Leake regroups to work 7 efficient innings

'Sparky' allows 3 HRs but holds Rays to 6 hits on 75 pitches

August 27th, 2017

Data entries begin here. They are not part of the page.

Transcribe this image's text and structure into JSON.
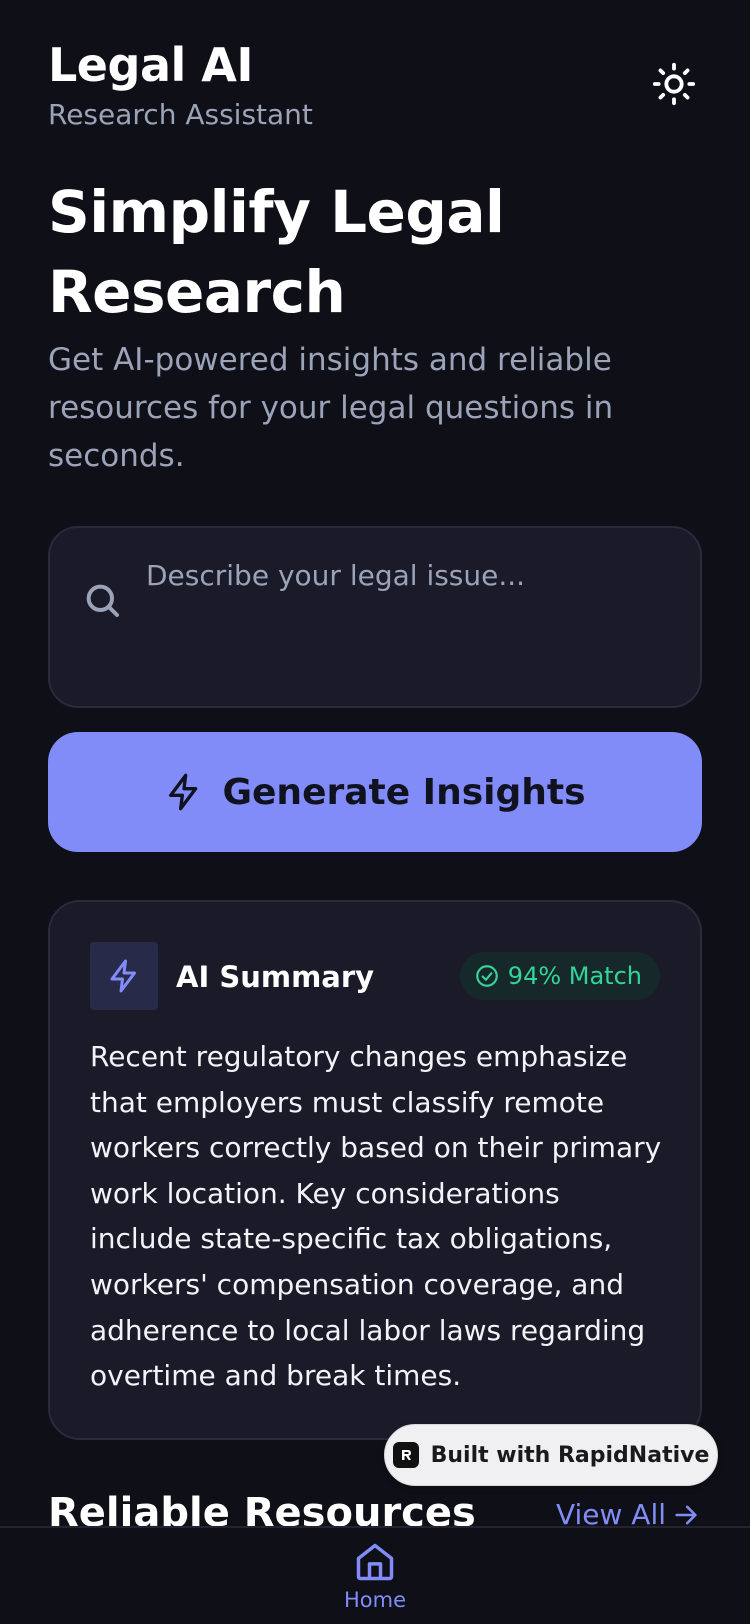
{
  "header": {
    "app_title": "Legal AI",
    "app_subtitle": "Research Assistant",
    "theme_toggle_icon": "sun-icon"
  },
  "hero": {
    "title": "Simplify Legal Research",
    "description": "Get AI-powered insights and reliable resources for your legal questions in seconds."
  },
  "search": {
    "placeholder": "Describe your legal issue...",
    "value": "",
    "icon": "search-icon"
  },
  "generate_button": {
    "label": "Generate Insights",
    "icon": "lightning-icon"
  },
  "summary": {
    "title": "AI Summary",
    "icon": "lightning-icon",
    "match_badge": "94% Match",
    "match_icon": "check-circle-icon",
    "text": "Recent regulatory changes emphasize that employers must classify remote workers correctly based on their primary work location. Key considerations include state-specific tax obligations, workers' compensation coverage, and adherence to local labor laws regarding overtime and break times."
  },
  "resources": {
    "title": "Reliable Resources",
    "view_all_label": "View All",
    "view_all_icon": "arrow-right-icon"
  },
  "badge": {
    "label": "Built with RapidNative"
  },
  "bottom_nav": {
    "items": [
      {
        "label": "Home",
        "icon": "home-icon",
        "active": true
      }
    ]
  },
  "colors": {
    "background": "#0f0f17",
    "card": "#1a1a29",
    "accent": "#818cf8",
    "muted_text": "#9aa3b8",
    "success": "#34d399"
  }
}
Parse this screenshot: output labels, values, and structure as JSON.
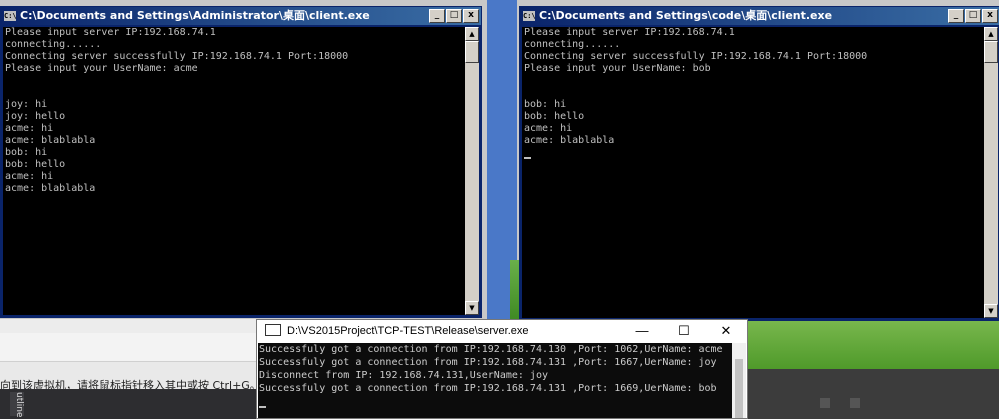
{
  "client1": {
    "title": "C:\\Documents and Settings\\Administrator\\桌面\\client.exe",
    "icon": "console-icon",
    "lines": [
      "Please input server IP:192.168.74.1",
      "connecting......",
      "Connecting server successfully IP:192.168.74.1 Port:18000",
      "Please input your UserName: acme",
      "",
      "",
      "joy: hi",
      "joy: hello",
      "acme: hi",
      "acme: blablabla",
      "bob: hi",
      "bob: hello",
      "acme: hi",
      "acme: blablabla"
    ]
  },
  "client2": {
    "title": "C:\\Documents and Settings\\code\\桌面\\client.exe",
    "icon": "console-icon",
    "lines": [
      "Please input server IP:192.168.74.1",
      "connecting......",
      "Connecting server successfully IP:192.168.74.1 Port:18000",
      "Please input your UserName: bob",
      "",
      "",
      "bob: hi",
      "bob: hello",
      "acme: hi",
      "acme: blablabla"
    ]
  },
  "server": {
    "title": "D:\\VS2015Project\\TCP-TEST\\Release\\server.exe",
    "lines": [
      "Successfuly got a connection from IP:192.168.74.130 ,Port: 1062,UerName: acme",
      "Successfuly got a connection from IP:192.168.74.131 ,Port: 1667,UerName: joy",
      "Disconnect from IP: 192.168.74.131,UserName: joy",
      "Successfuly got a connection from IP:192.168.74.131 ,Port: 1669,UerName: bob"
    ],
    "minimize": "—",
    "maximize": "☐",
    "close": "✕"
  },
  "vm_hint": "向到该虚拟机，请将鼠标指针移入其中或按 Ctrl+G。",
  "side_tab": "utline",
  "xp_buttons": {
    "minimize": "_",
    "maximize": "□",
    "close": "x"
  }
}
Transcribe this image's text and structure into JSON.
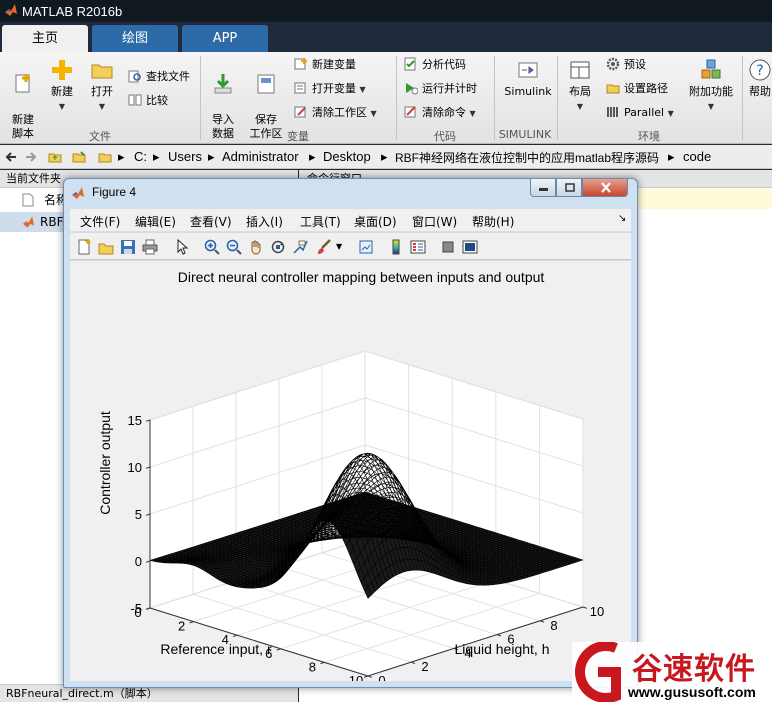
{
  "app": {
    "title": "MATLAB R2016b"
  },
  "tabs": [
    {
      "label": "主页",
      "active": true
    },
    {
      "label": "绘图",
      "active": false
    },
    {
      "label": "APP",
      "active": false
    }
  ],
  "ribbon": {
    "file": {
      "group_label": "文件",
      "new_script": "新建\n脚本",
      "new": "新建",
      "open": "打开",
      "find_files": "查找文件",
      "compare": "比较"
    },
    "variable": {
      "group_label": "变量",
      "import_data": "导入\n数据",
      "save_workspace": "保存\n工作区",
      "new_variable": "新建变量",
      "open_variable": "打开变量",
      "clear_workspace": "清除工作区"
    },
    "code": {
      "group_label": "代码",
      "analyze_code": "分析代码",
      "run_and_time": "运行并计时",
      "clear_commands": "清除命令"
    },
    "simulink": {
      "group_label": "SIMULINK",
      "simulink": "Simulink"
    },
    "environment": {
      "group_label": "环境",
      "layout": "布局",
      "preferences": "预设",
      "set_path": "设置路径",
      "parallel": "Parallel",
      "add_ons": "附加功能",
      "help": "帮助"
    }
  },
  "address_bar": {
    "path": [
      "C:",
      "Users",
      "Administrator",
      "Desktop",
      "RBF神经网络在液位控制中的应用matlab程序源码",
      "code"
    ]
  },
  "current_folder": {
    "title": "当前文件夹",
    "name_col": "名称",
    "selected_item": "RBF",
    "status": "RBFneural_direct.m（脚本）"
  },
  "command_window": {
    "title": "命令行窗口"
  },
  "figure": {
    "title": "Figure 4",
    "menu": [
      "文件(F)",
      "编辑(E)",
      "查看(V)",
      "插入(I)",
      "工具(T)",
      "桌面(D)",
      "窗口(W)",
      "帮助(H)"
    ]
  },
  "chart_data": {
    "type": "surface",
    "title": "Direct neural controller mapping between inputs and output",
    "xlabel": "Reference input, r",
    "ylabel": "Liquid height, h",
    "zlabel": "Controller output",
    "xlim": [
      0,
      10
    ],
    "ylim": [
      0,
      10
    ],
    "zlim": [
      -5,
      15
    ],
    "xticks": [
      0,
      2,
      4,
      6,
      8,
      10
    ],
    "yticks": [
      0,
      2,
      4,
      6,
      8,
      10
    ],
    "zticks": [
      -5,
      0,
      5,
      10,
      15
    ],
    "grid": true,
    "mesh": {
      "samples": [
        {
          "r": 0,
          "h": 0,
          "u": 0
        },
        {
          "r": 2,
          "h": 0,
          "u": 1
        },
        {
          "r": 10,
          "h": 0,
          "u": 0
        },
        {
          "r": 0,
          "h": 10,
          "u": 0
        },
        {
          "r": 6,
          "h": 3,
          "u": 5
        },
        {
          "r": 7,
          "h": 2,
          "u": 10
        },
        {
          "r": 8,
          "h": 1,
          "u": 14.5
        },
        {
          "r": 10,
          "h": 3,
          "u": 11
        },
        {
          "r": 10,
          "h": 10,
          "u": 0
        }
      ]
    }
  },
  "watermark": {
    "brand": "谷速软件",
    "url": "www.gususoft.com",
    "color": "#c8171e"
  }
}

ST. LOUIS -- It was both better and more of the same for Mike Leake, whose final pitching line didn't exactly reflect marked improvement even if the way he got there did.
Leake was stung by three home runs in the Cardinals' 6-4 victory over the Rays, but he also pitched efficiently enough to last seven innings -- something the right-hander, who went by "Sparky" for Players Weekend, had done just once in his previous nine starts.
"It's amazing, you look down there, and it's seven innings on 75 pitches, and it was the three home runs [that hurt]," manager Mike Matheny said. "They just capitalized on some pitches that weren't quite where he wanted. But he did a nice job keeping us there."
Leake took the mound under a microscope of scrutiny, as it wasn't until about 24 hours before his first pitch that the Cardinals publicly announced that he'd even make the start. The organization had considered removing him from the rotation, at least temporarily, as Leake's 7.24 ERA since the start of July was the Majors' fourth-highest among all pitchers with at least 40 innings during that span.
Leake was not only aware of his tenuous status, but also the public criticism directed toward the Cardinals for sticking with him.
"It was in my mind, but I wouldn't say it really affected the way I go about my business," Leake said. "I've been able to learn the game a little bit and, I mean, I still take the same approach toward the game every day."

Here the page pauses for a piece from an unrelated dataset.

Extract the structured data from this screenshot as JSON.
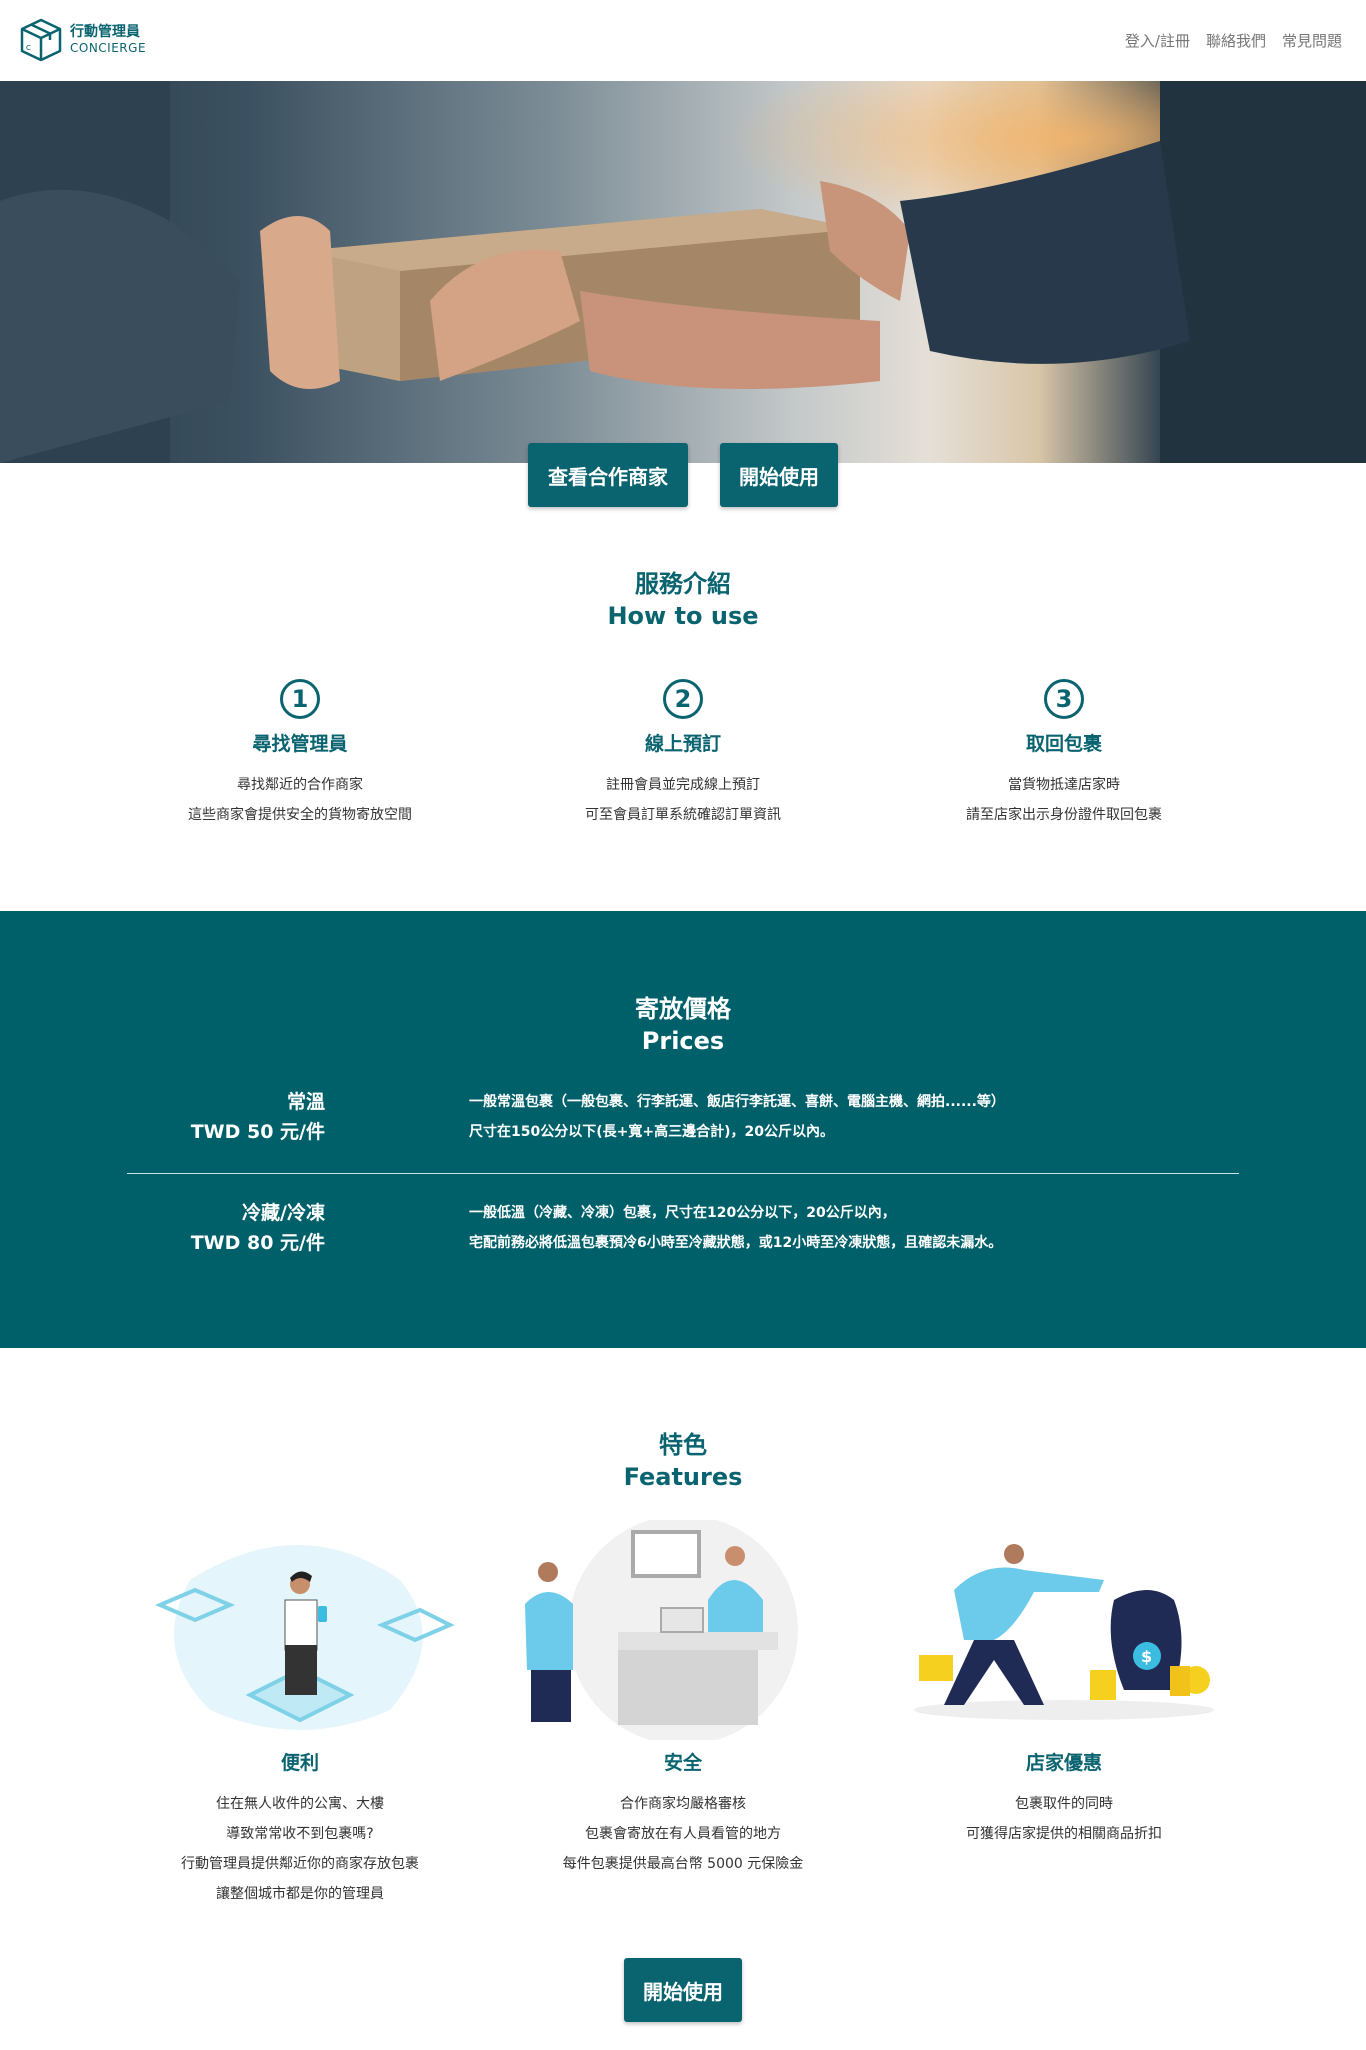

Four of the six hits Leake gave up Saturday came with two outs, including home runs to and Corey Dickerson. tagged Leake for a solo homer, too, but the absence of complicated innings and strings of hits was a welcome change of pace.
Leake did not allow multiple hits in an inning after the first.
"[I was] planning on just going after them and attacking, and the results followed," Leake said. "I feel pretty confident with my stuff."
The performance likely assures Leake of making his next scheduled start, though, with rosters set to expand in September, the Cardinals will have more flexibility if they wish.
Over the final weeks of the season, Leake will be looking not only to correct his second-half trajectory, but also to avoid a September fade. Leake has a career 4.70 ERA over the final month of the season, which is more than a half-run higher than his career ERA.
"I think you're expecting him to come out every time and have his good stuff and make quality pitches," Matheny said. "That's what he did early on [in the season], putting every pitch with the right kind of movement in the bottom of the zone. That was producing early ground balls where he could be efficient and effective. I think he goes out there looking for that stuff every time."